In an equally well-documented Atlantic article in the January/February 2004 issue of that magazine, James Fallows explores why so much went so badly wrong after the U.S. invasion of Iraq. Why the looting? Why the continuing guerrilla attacks? Why the failure to bring the mass of the population over to our side, even after the capture of Saddam Hussein? Fallows’s answer is that most of what went wrong had long been predicted by non-governmental organizations that tried to work with the Pentagon but whose advice was studiously ignored.
Perhaps the most amazing discovery Fallows made with regard to intelligence concerns Sam Gardiner, a retired Air Force colonel who taught for years at the National War College and who compiled a “net assessment” of how Iraq would look after a successful U.S. attack. Not only did Gardiner’s predictions regarding the infrastructure prove devastatingly accurate, but his report was compiled entirely on the basis of information freely available on the Internet. No need at all for $30-plus billion worth of intelligence agencies. Of course, Gardiner’s warnings went unheeded in large part because the administration was already bent on war and uninterested in anyone else’s thoughts, let alone intelligence on the coming “post-war” era in Iraq.
In its desire to evade responsibility for its lying and reckless decisions, the administration is now trying, on the one hand, to place all blame on the Central Intelligence Agency while, on the other hand, protecting the CIA from the full brunt of such blame by carefully choosing an “old-boy” commission to absolve it. If we really want to know who skewed, manufactured, or otherwise diddled the data about Iraq (and who is doubtlessly still doing so), then we need some good reporters who can develop their own “deep throat” sources of information. Although journalists are not infallible, the best of them are incorruptible to the extent of being willing to be jailed in order to protect their sources. It is hard to imagine the administration’s commission getting that sort of data from bureaucrats who want to keep their jobs and protect their families from retaliation. Since the president, Congress, and the Supreme Court have become so dangerously collusive and disregarding of the American public’s interests, let’s see what the “4th estate” can do to save us.

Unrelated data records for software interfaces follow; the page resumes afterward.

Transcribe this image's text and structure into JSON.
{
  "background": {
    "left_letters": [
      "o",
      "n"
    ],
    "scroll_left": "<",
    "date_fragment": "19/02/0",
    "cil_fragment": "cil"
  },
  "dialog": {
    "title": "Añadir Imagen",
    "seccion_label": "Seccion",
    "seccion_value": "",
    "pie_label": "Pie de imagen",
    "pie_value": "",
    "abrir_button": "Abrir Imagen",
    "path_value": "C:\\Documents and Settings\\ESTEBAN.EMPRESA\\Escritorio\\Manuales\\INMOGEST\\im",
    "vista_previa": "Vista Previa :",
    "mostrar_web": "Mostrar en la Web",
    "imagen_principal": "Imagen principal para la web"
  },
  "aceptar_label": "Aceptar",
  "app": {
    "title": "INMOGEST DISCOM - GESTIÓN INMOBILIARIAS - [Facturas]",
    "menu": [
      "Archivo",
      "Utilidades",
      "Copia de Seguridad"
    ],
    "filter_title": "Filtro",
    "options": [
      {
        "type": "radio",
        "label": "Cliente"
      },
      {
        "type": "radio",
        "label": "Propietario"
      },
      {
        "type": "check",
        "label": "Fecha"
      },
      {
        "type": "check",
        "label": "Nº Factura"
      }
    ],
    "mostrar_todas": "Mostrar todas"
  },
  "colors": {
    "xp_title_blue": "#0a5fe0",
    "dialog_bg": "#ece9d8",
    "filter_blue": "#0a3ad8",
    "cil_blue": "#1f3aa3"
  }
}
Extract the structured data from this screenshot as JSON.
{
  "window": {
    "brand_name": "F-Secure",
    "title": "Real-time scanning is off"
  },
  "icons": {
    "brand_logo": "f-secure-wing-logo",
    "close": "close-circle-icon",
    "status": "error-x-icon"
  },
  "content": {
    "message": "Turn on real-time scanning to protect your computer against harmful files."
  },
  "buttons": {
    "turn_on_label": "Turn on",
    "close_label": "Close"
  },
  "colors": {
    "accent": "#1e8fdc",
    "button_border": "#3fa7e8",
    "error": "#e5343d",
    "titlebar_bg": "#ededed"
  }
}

Chalmers Johnson is most recently the author of The Sorrows of Empire: Militarism, Secrecy, and the End of the Republic as well as Blowback: The Costs and Consequences of American Empire.
Copyright C2004 Chalmers Johnson